(App and web page records)
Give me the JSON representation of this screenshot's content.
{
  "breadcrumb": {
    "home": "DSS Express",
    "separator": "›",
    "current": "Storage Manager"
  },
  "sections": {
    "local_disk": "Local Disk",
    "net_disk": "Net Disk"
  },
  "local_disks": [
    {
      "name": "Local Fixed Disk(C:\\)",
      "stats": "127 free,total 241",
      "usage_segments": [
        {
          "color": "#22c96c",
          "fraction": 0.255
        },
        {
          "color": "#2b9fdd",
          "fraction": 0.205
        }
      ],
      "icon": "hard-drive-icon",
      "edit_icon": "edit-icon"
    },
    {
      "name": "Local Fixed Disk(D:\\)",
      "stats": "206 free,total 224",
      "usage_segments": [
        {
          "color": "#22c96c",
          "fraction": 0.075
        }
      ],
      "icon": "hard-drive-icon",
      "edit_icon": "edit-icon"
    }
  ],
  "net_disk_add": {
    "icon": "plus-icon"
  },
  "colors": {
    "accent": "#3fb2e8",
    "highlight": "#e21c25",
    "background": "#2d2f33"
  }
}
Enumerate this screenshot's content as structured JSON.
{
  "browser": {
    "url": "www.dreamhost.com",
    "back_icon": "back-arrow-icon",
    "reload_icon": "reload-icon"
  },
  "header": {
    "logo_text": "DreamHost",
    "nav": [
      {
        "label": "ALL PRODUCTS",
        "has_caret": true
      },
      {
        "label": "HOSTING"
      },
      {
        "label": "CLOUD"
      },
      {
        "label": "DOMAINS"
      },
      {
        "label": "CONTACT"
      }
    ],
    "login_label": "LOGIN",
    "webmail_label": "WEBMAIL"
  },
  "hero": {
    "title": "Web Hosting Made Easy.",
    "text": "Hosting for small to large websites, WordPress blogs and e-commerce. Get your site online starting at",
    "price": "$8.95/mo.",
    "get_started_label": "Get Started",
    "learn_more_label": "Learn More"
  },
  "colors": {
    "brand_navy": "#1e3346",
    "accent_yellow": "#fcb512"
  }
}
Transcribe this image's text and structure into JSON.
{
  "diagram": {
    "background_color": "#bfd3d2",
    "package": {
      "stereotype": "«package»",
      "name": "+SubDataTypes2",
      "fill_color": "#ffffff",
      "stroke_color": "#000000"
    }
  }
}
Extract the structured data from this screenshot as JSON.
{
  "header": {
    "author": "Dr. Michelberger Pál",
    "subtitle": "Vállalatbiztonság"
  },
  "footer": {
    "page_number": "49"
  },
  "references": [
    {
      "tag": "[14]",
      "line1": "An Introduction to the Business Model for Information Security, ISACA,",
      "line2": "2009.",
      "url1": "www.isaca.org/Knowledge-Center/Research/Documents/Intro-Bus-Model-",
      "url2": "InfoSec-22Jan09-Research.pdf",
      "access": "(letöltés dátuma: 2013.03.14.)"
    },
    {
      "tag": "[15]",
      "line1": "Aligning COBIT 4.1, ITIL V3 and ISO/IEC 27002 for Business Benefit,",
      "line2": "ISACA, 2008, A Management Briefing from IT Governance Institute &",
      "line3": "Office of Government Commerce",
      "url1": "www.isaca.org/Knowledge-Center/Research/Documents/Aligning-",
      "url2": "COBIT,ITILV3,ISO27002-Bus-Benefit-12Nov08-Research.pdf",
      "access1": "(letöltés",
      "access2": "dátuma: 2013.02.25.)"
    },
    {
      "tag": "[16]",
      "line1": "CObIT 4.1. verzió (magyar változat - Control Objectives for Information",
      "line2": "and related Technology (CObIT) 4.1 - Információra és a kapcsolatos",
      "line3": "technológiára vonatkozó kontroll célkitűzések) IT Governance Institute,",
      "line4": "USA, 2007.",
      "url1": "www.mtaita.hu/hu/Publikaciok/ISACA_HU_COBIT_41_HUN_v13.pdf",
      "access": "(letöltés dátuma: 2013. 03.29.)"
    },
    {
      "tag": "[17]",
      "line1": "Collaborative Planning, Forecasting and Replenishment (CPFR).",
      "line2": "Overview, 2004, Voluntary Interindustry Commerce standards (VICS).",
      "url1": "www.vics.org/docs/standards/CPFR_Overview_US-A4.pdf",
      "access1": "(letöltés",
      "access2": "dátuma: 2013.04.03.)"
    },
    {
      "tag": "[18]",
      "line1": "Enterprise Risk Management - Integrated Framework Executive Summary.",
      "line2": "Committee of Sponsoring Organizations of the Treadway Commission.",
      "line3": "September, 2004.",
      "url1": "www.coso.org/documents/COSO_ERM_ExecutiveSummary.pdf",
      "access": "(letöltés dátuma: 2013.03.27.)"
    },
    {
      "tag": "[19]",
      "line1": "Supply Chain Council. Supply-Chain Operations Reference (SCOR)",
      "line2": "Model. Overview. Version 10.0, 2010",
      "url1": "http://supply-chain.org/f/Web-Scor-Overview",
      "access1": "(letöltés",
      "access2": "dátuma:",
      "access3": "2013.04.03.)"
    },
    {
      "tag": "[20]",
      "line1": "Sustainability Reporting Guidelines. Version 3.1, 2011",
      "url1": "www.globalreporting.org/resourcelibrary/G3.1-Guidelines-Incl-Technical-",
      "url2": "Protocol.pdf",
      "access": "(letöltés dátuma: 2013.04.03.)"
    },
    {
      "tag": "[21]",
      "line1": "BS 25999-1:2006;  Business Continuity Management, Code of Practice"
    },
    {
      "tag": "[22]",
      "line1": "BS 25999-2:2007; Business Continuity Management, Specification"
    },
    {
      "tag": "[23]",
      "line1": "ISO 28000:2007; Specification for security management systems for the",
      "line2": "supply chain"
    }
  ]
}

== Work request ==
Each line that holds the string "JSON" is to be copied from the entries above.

== Answer ==
Give me the JSON representation of this screenshot's content.
Enumerate this screenshot's content as structured JSON.
Transcribe this image's text and structure into JSON.
Extract the structured data from this screenshot as JSON.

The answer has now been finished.